Italy had been forced deep for much of the first 45, both by their opponents and their own ponderous passing.
They weren't finding it easy to get the ball to their lone striker, thanks to Costa Rica putting in plenty of tackles, preventing the Azzurri from passing or dribbling past players.
For the second half, looking to give Balotelli some support in search of an equaliser, Cesare Prandelli brought on Antonio Cassano to partner him in attack. It was unsurprising that a midfielder made way, but Thiago Motta was unlucky to get the hook: he created the most chances of any Italian player in the first half, completed every one of his passes and even after 75 minutes, when he'd been off the pitch for half an hour, De Rossi to Motta was still the most popular pass combination.
Balotelli had a penalty appeal turned down as Costa Rica continued to put in firm tackles and actually conceded more fouls: Ruiz had made 5 fouls in the first 55 minutes, yet escaped without a booking.
No other player had made more than 2 transgressions in that time.
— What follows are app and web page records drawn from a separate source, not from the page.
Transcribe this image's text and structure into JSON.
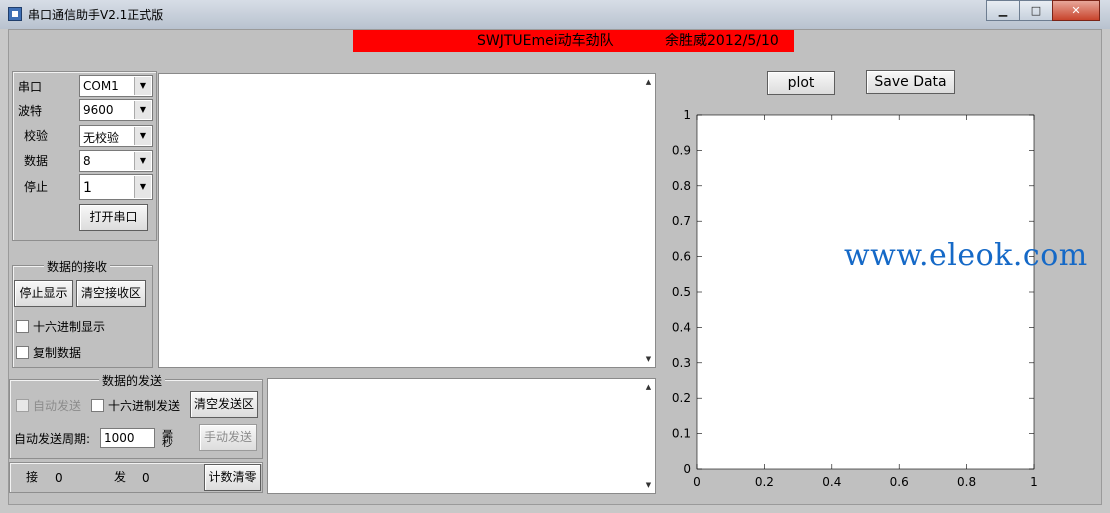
{
  "window": {
    "title": "串口通信助手V2.1正式版",
    "buttons": {
      "minimize": "▁",
      "maximize": "□",
      "close": "✕"
    }
  },
  "banner": {
    "team": "SWJTUEmei动车劲队",
    "author_date": "余胜威2012/5/10",
    "color": "#ff0000"
  },
  "serial_settings": {
    "port_label": "串口",
    "port_value": "COM1",
    "baud_label": "波特",
    "baud_value": "9600",
    "parity_label": "校验",
    "parity_value": "无校验",
    "data_label": "数据",
    "data_value": "8",
    "stop_label": "停止",
    "stop_value": "1",
    "open_button": "打开串口"
  },
  "receive": {
    "group_title": "数据的接收",
    "stop_display": "停止显示",
    "clear_receive": "清空接收区",
    "hex_display": "十六进制显示",
    "copy_data": "复制数据"
  },
  "send": {
    "group_title": "数据的发送",
    "auto_send": "自动发送",
    "hex_send": "十六进制发送",
    "clear_send": "清空发送区",
    "period_label": "自动发送周期:",
    "period_value": "1000",
    "period_unit": "毫秒",
    "manual_send": "手动发送"
  },
  "counters": {
    "rx_label": "接收",
    "rx_value": "0",
    "tx_label": "发送",
    "tx_value": "0",
    "reset_button": "计数清零"
  },
  "plot_controls": {
    "plot_button": "plot",
    "save_button": "Save Data"
  },
  "chart_data": {
    "type": "line",
    "series": [],
    "xlim": [
      0,
      1
    ],
    "ylim": [
      0,
      1
    ],
    "x_ticks": [
      "0",
      "0.2",
      "0.4",
      "0.6",
      "0.8",
      "1"
    ],
    "y_ticks": [
      "0",
      "0.1",
      "0.2",
      "0.3",
      "0.4",
      "0.5",
      "0.6",
      "0.7",
      "0.8",
      "0.9",
      "1"
    ],
    "grid": false
  },
  "watermark": "www.eleok.com"
}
Somehow, Christian Bolanos topped that by the end of the game, making 6 fouls across 90 minutes - and not being shown a card.
Italy's players, meanwhile, were hardly missing a tackle.
Lorenzo Insigne was brought on to add attacking impetus, but in his first 10 minutes on the pitch, he attempted more take-ons and was caught offside more often than he made passes to a team-mate. Cassano was more involved.
As the match entered its final stages, and England fans bit their nails, hands and forearms, Italy never really threatened Keylor Navas' goal. Cassano and Balotelli passed to each other once in the whole of the second half.
The full-time whistle came, and Costa Rica players celebrated wildly. They'd done something absolutely nobody could have predicted: beaten both Uruguay and Italy to progress out of Group D, with England still to face. It was a merited victory: across the game they defended with passion but also created more chances than their opponents.
Particularly impressive was left-back Junior Diaz, who contributed the assist for Ruiz's all-important goal but also blocked cross after cross as Italy looked to get back on level terms, and made 4 tackles and 8 ball recoveries.
Italy were dreadfully ill-disciplined in attack, caught offside on no fewer than 11 occasions, many of them avoidable.
Succeeding with 89% of their attempted passes, Italy ended up with a very high pass completion, as they had against England, but without much in the way of penetration.
The Azzurri go into their final group match against Uruguay needing at least a draw to go through. Is it possible that Prandelli could drop Balotelli for that crucial encounter? The manager had threatened before the match that Mario would not be undroppable, and his performance dwindled dramatically in the second half here.
In the first 45 he buzzed into good positions, missing an excellent chance and attacking defenders at every opportunity, attempting 7 take-ons. After the interval, he tried to dribble past an opponent only once, and troubled the Costa Rican defence far less often.
Facts and figures
- Italy have conceded a goal in their last 7 World Cup matches after keeping clean sheets in 5 of their preceding 6 games.
- Italy have kept 4 clean sheets in their last 16 World Cup group stage matches.
- This match contained 14 offsides, the most in a game in this tournament.
- Italy contributed 11 of these, meaning they have been caught offside 18 times in this tournament, 9 more than any other team.
- Andrea Pirlo attempted 33 passes in the first half of this match. He attempted 70 before half-time against England.
- European teams have only won 1 of their last 5 matches in this tournament.
- Italy failed to score for the first time in 16 World Cup matches, ending the longest such run of a team taking part in World Cup 2014.
- Costa Rica have won consecutive World Cup matches for the first time.
- Costa Rica have scored in 9 of their last 10 World Cup games.
- Italy have failed to win their second match in any of the last four World Cup tournaments (D2 L2).